_WORK ITEM_
A word-for-word copy of the listing is what's needed; leave out every image.
=== Section Start ===
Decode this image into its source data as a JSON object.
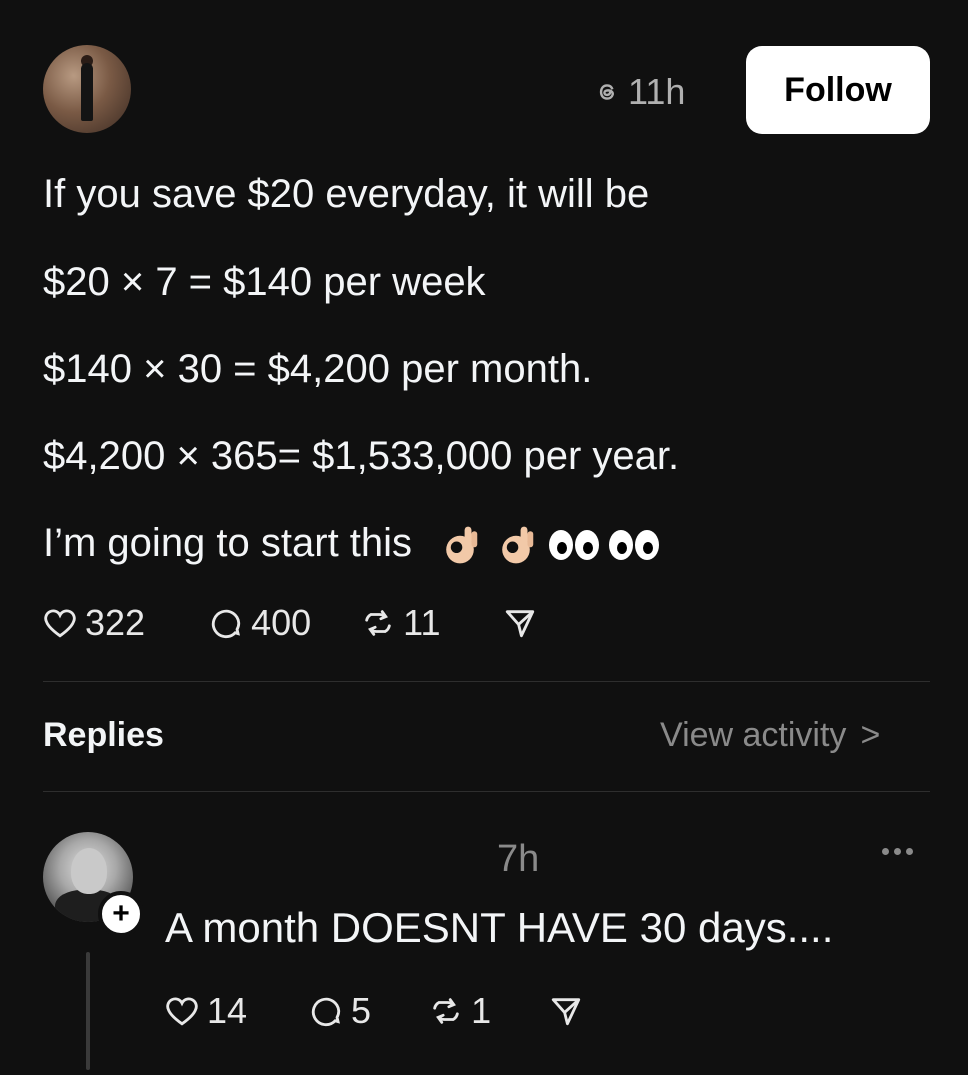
{
  "post": {
    "time": "11h",
    "follow_label": "Follow",
    "lines": [
      "If you save $20 everyday, it will be",
      "$20 × 7 = $140 per week",
      "$140 × 30 = $4,200 per month.",
      "$4,200 × 365= $1,533,000 per year.",
      "I’m going to start this"
    ],
    "emojis": [
      "ok-hand",
      "ok-hand",
      "eyes",
      "eyes"
    ],
    "stats": {
      "likes": "322",
      "comments": "400",
      "reposts": "11"
    }
  },
  "replies_section": {
    "label": "Replies",
    "view_activity": "View activity",
    "chevron": ">"
  },
  "reply": {
    "time": "7h",
    "text": "A month DOESNT HAVE 30 days....",
    "plus": "+",
    "stats": {
      "likes": "14",
      "comments": "5",
      "reposts": "1"
    }
  },
  "colors": {
    "background": "#101010",
    "text": "#f3f5f7",
    "muted": "#8a8a8a",
    "button": "#ffffff"
  },
  "icons": [
    "threads-icon",
    "heart-icon",
    "comment-icon",
    "repost-icon",
    "share-icon",
    "more-icon"
  ]
}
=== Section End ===
_SOLUTION_
Decode this image into its source data as a JSON object.
{
  "post": {
    "time": "11h",
    "follow_label": "Follow",
    "lines": [
      "If you save $20 everyday, it will be",
      "$20 × 7 = $140 per week",
      "$140 × 30 = $4,200 per month.",
      "$4,200 × 365= $1,533,000 per year.",
      "I’m going to start this"
    ],
    "emojis": [
      "ok-hand",
      "ok-hand",
      "eyes",
      "eyes"
    ],
    "stats": {
      "likes": "322",
      "comments": "400",
      "reposts": "11"
    }
  },
  "replies_section": {
    "label": "Replies",
    "view_activity": "View activity",
    "chevron": ">"
  },
  "reply": {
    "time": "7h",
    "text": "A month DOESNT HAVE 30 days....",
    "plus": "+",
    "stats": {
      "likes": "14",
      "comments": "5",
      "reposts": "1"
    }
  },
  "colors": {
    "background": "#101010",
    "text": "#f3f5f7",
    "muted": "#8a8a8a",
    "button": "#ffffff"
  },
  "icons": [
    "threads-icon",
    "heart-icon",
    "comment-icon",
    "repost-icon",
    "share-icon",
    "more-icon"
  ]
}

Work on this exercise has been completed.